SAS is right about Spark’s immaturity. I’ve talked to practitioners and integrators who acknowledge that the technology is still green. Like a lot of 1.X open-source software projects, Spark is still buggy and it doesn’t have all the table-stakes systems-management, security and high-availability features that many enterprises would insist upon before running mission-critical workloads.
That’s not to say that Spark is incapable of running production workloads reliably or at scale. Hundreds of companies are doing just that, but they tend to be pioneers with an appetite for innovation and strong engineering teams that are willing to fix bugs and develop best practices where none exist.
Plenty of early adopters presented at Spark Summit, including Airbnb, Baidu, Edmunds.com, NASA, NBC Universal, Netflix, Shopify, Toyota Motor Sales, and Under Armour. Keynoter James Peng, principal architect at Baidu, the Google of China, described that company’s 1,000-plus-node, petabyte-scale Spark deployment, which is delivering 50 times faster performance than the conventional MapReduce processing it previously relied upon. Baidu is also pioneering the use of Spark SQL and the Tachyon caching layer.
MyPOV on Spark
Yes, it’s early days for Spark, but there’s good reason why IBM described it as “potentially the most significant open-source project of the next decade.” SAS acknowledged Spark’s data-processing capabilities, but that’s just the starting point.
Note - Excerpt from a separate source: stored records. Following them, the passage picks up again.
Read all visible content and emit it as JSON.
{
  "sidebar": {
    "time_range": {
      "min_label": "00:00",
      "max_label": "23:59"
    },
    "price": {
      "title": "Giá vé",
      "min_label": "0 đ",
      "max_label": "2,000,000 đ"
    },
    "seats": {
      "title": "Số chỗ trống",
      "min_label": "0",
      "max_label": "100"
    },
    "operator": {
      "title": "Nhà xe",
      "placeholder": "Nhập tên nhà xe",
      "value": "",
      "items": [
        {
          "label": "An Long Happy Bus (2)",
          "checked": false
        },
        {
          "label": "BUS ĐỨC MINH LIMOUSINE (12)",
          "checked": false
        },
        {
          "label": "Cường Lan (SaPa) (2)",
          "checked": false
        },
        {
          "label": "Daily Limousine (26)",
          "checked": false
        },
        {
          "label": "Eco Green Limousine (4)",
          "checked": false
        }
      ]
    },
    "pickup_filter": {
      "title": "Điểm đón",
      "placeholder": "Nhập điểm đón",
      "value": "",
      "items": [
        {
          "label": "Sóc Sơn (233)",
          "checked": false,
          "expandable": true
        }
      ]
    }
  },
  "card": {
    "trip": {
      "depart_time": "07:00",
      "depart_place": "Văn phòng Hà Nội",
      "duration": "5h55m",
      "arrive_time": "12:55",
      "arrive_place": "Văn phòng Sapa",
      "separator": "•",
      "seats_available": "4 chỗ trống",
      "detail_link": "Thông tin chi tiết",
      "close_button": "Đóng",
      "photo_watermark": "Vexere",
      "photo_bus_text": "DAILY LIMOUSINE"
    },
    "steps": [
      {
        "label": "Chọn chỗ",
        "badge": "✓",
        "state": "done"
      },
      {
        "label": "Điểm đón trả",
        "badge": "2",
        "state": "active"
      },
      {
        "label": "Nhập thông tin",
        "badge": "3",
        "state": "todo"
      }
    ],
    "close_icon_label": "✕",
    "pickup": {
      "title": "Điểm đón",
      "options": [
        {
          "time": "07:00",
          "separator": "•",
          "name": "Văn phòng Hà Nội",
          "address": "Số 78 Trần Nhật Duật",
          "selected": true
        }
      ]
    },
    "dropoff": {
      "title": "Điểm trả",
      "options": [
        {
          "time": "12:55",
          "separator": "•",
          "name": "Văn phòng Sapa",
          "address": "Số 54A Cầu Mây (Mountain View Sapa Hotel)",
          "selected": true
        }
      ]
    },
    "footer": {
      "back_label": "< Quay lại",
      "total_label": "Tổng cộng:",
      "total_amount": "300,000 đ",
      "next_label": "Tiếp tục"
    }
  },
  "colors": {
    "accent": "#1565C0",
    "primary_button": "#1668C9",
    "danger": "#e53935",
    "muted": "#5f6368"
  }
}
Even IBM’s characterization of Spark as “an operating system for analytics” seems like a left-handed compliment.
With all those libraries on top of the Spark Core – machine learning, SQL, graph, streaming and R — Databricks and the Spark community are trying to build out an all-purpose analytics platform capable of supporting many forms of analysis and blended analyses. By blending machine learning and streaming, for example, you could create a real-time risk-management app. What’s more, Spark supports development in Scala, Java, Phython and R, which is another reason the community is growing so quickly.
At Spark Summit, Amazon Web Services announced a free Spark service running on Amazon Elastic Map Reduce, and IBM announced plans for Spark services on BlueMix (currently in private beta) and SoftLayer. These cloud services will open the floodgates to developers, and IBM’s contributions will surely help to harden the Spark Core for enterprise adoption.
In short, it’s hard to see any open-source project matching Spark on depth and breadth of analysis and development flexibility (despite a prominent tout of Apache Flink at last week’s Hadoop Summit). And that’s why you’re hearing so much about Spark.